(Provided records begins)

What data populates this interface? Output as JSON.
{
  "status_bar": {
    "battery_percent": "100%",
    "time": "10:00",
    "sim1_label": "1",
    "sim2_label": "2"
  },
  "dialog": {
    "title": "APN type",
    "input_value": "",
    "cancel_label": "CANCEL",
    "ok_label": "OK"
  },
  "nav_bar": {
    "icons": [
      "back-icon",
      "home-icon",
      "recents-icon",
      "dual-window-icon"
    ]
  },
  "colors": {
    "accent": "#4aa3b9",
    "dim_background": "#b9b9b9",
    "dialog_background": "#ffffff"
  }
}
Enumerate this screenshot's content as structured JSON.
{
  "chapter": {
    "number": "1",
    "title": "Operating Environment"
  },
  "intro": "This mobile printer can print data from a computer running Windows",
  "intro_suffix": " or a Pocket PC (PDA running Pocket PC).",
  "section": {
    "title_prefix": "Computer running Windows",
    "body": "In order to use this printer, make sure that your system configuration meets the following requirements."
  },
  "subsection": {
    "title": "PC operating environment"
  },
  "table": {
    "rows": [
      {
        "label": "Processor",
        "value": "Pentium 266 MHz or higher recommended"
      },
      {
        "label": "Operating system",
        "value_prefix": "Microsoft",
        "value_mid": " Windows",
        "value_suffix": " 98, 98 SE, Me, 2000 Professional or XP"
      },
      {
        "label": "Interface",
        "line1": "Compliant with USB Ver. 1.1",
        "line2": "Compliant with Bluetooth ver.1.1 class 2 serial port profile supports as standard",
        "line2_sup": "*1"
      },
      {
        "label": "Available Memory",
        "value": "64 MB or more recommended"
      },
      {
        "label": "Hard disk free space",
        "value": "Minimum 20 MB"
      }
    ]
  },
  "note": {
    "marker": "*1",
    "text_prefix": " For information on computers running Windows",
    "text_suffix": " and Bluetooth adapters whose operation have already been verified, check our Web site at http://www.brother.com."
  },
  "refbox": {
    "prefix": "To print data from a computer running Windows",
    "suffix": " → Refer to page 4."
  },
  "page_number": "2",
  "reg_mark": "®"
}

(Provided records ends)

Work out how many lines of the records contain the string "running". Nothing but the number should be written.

**Task output**
5